In 1980, Procter & Gamble launched a super-absorbent tampon called Rely. However, the super-absorbency of the product was a result of a synthetic substance called carboxymethyl cellulose, which would sometimes leave a synthetic residue inside a woman’s body after the tampon had been removed.
‘From the moment super-absorbent tampons hit the market there were published accounts of vaginal ulcerations, lesions, and lacerations,’ writes Laurie Garrett in her 1994 book,
However, things became even more worrying later in the year with a sudden increase in cases of Toxic Shock syndrome in the state of Wisconsin.
Almost all the cases were menstruating females. Following further research by health authorities it emerged that most victims had been using the Rely tampon.
This was clearly very bad news, not only for the victims, but also for Procter & Gamble, the company which had virtually started the tampon category in 1936. Furthermore, Rely had been one of the most expensive products ever to develop, with more than 20 years of research and marketing efforts behind it.
From the start of the crisis, Procter & Gamble acted defensively. When the Centers for Disease Control (CDC) in Atlanta started to investigate the link between Rely and toxic shock syndrome, Procter & Gamble began their own investigation which (surprise surprise) found no link. When the CDC published their findings, the link was backed up with comprehensive figures.
But Procter & Gamble dismissed this research as ‘insufficient data in the hands of a bureaucracy.’ However, by this time the company had started to realize it was fighting a losing battle and began to co-operate and look for a compromise solution. Procter & Gamble suggested a warning label be added to the product. But when the results of the CDC study were confirmed by an independent research firm, Procter & Gamble had little choice but to suspend sales of the product.
The withdrawal of Rely from the market was estimated to cost US $75 million. However, although Procter & Gamble initially made matters worse by denying responsibility, the company was now embarked on a damage limitation exercise.
It worked jointly with the CDC to draft a consent agreement. The CDC allowed Procter & Gamble to deny any product defect or violation of federal law. In return Procter & Gamble promised to buy back any unused product and offered its scientific expertise to research the problem. The company also mounted a large-scale educational campaign.
In an article for the Canadian Journal of Communication, Drexel University’s Priscilla Murphy explored Procter & Gamble’s handling of the Rely tampon incident in relation to ‘games theory’. She argued that by the end, Procter & Gamble’s game plan had improved greatly:

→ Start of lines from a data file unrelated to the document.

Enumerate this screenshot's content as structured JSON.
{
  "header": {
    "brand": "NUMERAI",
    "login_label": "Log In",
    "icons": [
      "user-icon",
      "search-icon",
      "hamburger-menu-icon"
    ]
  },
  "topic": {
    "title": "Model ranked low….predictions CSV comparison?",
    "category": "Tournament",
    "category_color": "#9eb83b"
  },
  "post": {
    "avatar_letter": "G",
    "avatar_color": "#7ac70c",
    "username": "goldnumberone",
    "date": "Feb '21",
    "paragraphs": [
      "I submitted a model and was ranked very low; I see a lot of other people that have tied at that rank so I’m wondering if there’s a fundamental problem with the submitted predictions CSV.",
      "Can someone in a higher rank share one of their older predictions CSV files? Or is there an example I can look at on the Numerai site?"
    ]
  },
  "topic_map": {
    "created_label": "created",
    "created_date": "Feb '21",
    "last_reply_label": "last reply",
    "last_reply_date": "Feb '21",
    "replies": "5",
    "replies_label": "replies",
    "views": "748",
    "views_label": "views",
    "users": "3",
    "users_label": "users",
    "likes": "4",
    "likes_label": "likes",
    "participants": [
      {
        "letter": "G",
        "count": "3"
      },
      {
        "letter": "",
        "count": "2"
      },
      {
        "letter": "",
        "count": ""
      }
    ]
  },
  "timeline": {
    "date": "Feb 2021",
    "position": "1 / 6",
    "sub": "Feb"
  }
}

The latter stages of Procter & Gamble’s strategy exemplify a wholly different approach to conflict. What had begun as a classic escalation game became a bargaining venture in which everyone’s desires were examined and coordinated so that each player could live with the agreement. When we are talking about bargaining games we are really looking at the ways in which both sides in a conflict gradually come to agree on a single version of events, a single perspective. What resulted was a stable equilibrium point that, though not ideal, represented the best outcome for each side given the pressures from the other side.
So although the incidents of toxic shock syndrome spelt the end of the Rely brand, Procter & Gamble itself suffered small lasting damage and continues to produce some of the world’s most popular tampon products.
Lessons from Rey
Co-operate don’t aggravate. If Procter & Gamble had co-operated with the health authorities from the start it would have been able to limit the negative media coverage.
Kill the brand, save the company. For companies with numerous brands it is often better to admit defeat early on and terminate a brand for the sake of the overall reputation of the company.